→ Aim of the task:
If a line in the data below includes the string "eine", please return a copy of it.

→ Entries supplied:

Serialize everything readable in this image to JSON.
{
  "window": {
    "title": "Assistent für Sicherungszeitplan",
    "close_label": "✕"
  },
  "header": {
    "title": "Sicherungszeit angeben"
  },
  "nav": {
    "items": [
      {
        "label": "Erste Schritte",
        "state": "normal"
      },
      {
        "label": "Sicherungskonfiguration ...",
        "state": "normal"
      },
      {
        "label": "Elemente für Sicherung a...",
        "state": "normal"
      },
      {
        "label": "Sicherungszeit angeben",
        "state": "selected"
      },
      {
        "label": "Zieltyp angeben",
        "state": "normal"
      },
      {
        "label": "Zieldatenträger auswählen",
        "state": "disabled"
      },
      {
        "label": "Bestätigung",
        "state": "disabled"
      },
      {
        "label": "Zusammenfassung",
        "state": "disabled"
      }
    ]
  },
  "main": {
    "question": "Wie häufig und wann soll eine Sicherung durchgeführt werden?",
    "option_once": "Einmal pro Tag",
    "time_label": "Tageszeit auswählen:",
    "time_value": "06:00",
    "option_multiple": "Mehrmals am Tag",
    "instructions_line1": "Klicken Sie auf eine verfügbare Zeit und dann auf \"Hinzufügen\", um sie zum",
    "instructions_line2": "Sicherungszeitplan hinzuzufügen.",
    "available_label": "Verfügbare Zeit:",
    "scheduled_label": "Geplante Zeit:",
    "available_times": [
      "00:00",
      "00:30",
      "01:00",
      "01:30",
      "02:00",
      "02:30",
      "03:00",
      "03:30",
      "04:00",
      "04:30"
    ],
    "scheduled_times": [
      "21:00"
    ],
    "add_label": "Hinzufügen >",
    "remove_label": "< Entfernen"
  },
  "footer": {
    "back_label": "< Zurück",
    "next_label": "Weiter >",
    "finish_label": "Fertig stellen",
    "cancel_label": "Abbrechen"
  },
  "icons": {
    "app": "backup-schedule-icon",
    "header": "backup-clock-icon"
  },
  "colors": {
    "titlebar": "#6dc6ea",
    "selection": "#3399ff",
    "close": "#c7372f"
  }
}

→ Reply to the task:
    "question": "Wie häufig und wann soll eine Sicherung durchgeführt werden?",
    "instructions_line1": "Klicken Sie auf eine verfügbare Zeit und dann auf \"Hinzufügen\", um sie zum",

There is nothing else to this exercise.